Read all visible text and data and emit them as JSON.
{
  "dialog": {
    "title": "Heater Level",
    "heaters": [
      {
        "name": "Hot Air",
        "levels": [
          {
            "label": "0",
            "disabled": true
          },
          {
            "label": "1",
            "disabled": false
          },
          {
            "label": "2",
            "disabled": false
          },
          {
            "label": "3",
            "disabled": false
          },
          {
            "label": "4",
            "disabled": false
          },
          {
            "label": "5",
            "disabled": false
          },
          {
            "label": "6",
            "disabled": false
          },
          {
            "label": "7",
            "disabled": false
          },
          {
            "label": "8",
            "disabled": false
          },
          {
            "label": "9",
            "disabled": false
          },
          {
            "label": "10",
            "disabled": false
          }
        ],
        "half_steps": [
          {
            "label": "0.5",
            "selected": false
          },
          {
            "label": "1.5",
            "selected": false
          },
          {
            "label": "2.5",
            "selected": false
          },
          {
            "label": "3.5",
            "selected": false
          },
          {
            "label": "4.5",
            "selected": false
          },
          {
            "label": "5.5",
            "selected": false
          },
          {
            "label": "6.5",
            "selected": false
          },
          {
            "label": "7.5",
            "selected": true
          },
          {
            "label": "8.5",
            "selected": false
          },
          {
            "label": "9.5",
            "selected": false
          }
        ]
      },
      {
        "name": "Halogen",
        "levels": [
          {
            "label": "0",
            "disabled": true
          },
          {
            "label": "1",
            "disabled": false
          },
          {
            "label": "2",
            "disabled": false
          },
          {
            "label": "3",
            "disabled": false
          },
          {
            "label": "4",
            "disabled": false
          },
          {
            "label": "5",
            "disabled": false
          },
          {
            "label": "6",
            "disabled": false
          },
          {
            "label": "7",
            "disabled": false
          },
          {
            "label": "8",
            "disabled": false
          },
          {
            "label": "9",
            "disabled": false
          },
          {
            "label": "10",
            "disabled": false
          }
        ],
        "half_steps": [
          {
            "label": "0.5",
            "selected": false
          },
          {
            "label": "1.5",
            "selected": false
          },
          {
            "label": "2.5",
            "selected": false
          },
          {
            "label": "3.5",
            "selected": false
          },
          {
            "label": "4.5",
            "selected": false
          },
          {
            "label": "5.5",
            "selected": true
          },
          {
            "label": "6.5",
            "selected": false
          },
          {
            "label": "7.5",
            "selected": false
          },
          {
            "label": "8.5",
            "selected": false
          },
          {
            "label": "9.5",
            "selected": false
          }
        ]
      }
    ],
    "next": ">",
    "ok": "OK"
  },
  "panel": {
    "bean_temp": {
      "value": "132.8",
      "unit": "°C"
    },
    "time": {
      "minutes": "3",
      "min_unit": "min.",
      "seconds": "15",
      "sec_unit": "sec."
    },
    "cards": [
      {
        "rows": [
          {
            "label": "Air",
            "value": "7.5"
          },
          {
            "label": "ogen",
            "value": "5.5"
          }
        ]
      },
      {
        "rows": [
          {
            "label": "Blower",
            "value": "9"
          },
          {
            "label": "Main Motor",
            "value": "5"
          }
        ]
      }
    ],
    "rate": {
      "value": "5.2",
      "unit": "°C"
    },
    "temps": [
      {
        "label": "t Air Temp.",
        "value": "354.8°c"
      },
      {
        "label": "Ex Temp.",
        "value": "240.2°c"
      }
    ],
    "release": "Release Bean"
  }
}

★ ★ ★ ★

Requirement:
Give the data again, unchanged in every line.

Answer to this task:
Read all visible text and data and emit them as JSON.
{
  "dialog": {
    "title": "Heater Level",
    "heaters": [
      {
        "name": "Hot Air",
        "levels": [
          {
            "label": "0",
            "disabled": true
          },
          {
            "label": "1",
            "disabled": false
          },
          {
            "label": "2",
            "disabled": false
          },
          {
            "label": "3",
            "disabled": false
          },
          {
            "label": "4",
            "disabled": false
          },
          {
            "label": "5",
            "disabled": false
          },
          {
            "label": "6",
            "disabled": false
          },
          {
            "label": "7",
            "disabled": false
          },
          {
            "label": "8",
            "disabled": false
          },
          {
            "label": "9",
            "disabled": false
          },
          {
            "label": "10",
            "disabled": false
          }
        ],
        "half_steps": [
          {
            "label": "0.5",
            "selected": false
          },
          {
            "label": "1.5",
            "selected": false
          },
          {
            "label": "2.5",
            "selected": false
          },
          {
            "label": "3.5",
            "selected": false
          },
          {
            "label": "4.5",
            "selected": false
          },
          {
            "label": "5.5",
            "selected": false
          },
          {
            "label": "6.5",
            "selected": false
          },
          {
            "label": "7.5",
            "selected": true
          },
          {
            "label": "8.5",
            "selected": false
          },
          {
            "label": "9.5",
            "selected": false
          }
        ]
      },
      {
        "name": "Halogen",
        "levels": [
          {
            "label": "0",
            "disabled": true
          },
          {
            "label": "1",
            "disabled": false
          },
          {
            "label": "2",
            "disabled": false
          },
          {
            "label": "3",
            "disabled": false
          },
          {
            "label": "4",
            "disabled": false
          },
          {
            "label": "5",
            "disabled": false
          },
          {
            "label": "6",
            "disabled": false
          },
          {
            "label": "7",
            "disabled": false
          },
          {
            "label": "8",
            "disabled": false
          },
          {
            "label": "9",
            "disabled": false
          },
          {
            "label": "10",
            "disabled": false
          }
        ],
        "half_steps": [
          {
            "label": "0.5",
            "selected": false
          },
          {
            "label": "1.5",
            "selected": false
          },
          {
            "label": "2.5",
            "selected": false
          },
          {
            "label": "3.5",
            "selected": false
          },
          {
            "label": "4.5",
            "selected": false
          },
          {
            "label": "5.5",
            "selected": true
          },
          {
            "label": "6.5",
            "selected": false
          },
          {
            "label": "7.5",
            "selected": false
          },
          {
            "label": "8.5",
            "selected": false
          },
          {
            "label": "9.5",
            "selected": false
          }
        ]
      }
    ],
    "next": ">",
    "ok": "OK"
  },
  "panel": {
    "bean_temp": {
      "value": "132.8",
      "unit": "°C"
    },
    "time": {
      "minutes": "3",
      "min_unit": "min.",
      "seconds": "15",
      "sec_unit": "sec."
    },
    "cards": [
      {
        "rows": [
          {
            "label": "Air",
            "value": "7.5"
          },
          {
            "label": "ogen",
            "value": "5.5"
          }
        ]
      },
      {
        "rows": [
          {
            "label": "Blower",
            "value": "9"
          },
          {
            "label": "Main Motor",
            "value": "5"
          }
        ]
      }
    ],
    "rate": {
      "value": "5.2",
      "unit": "°C"
    },
    "temps": [
      {
        "label": "t Air Temp.",
        "value": "354.8°c"
      },
      {
        "label": "Ex Temp.",
        "value": "240.2°c"
      }
    ],
    "release": "Release Bean"
  }
}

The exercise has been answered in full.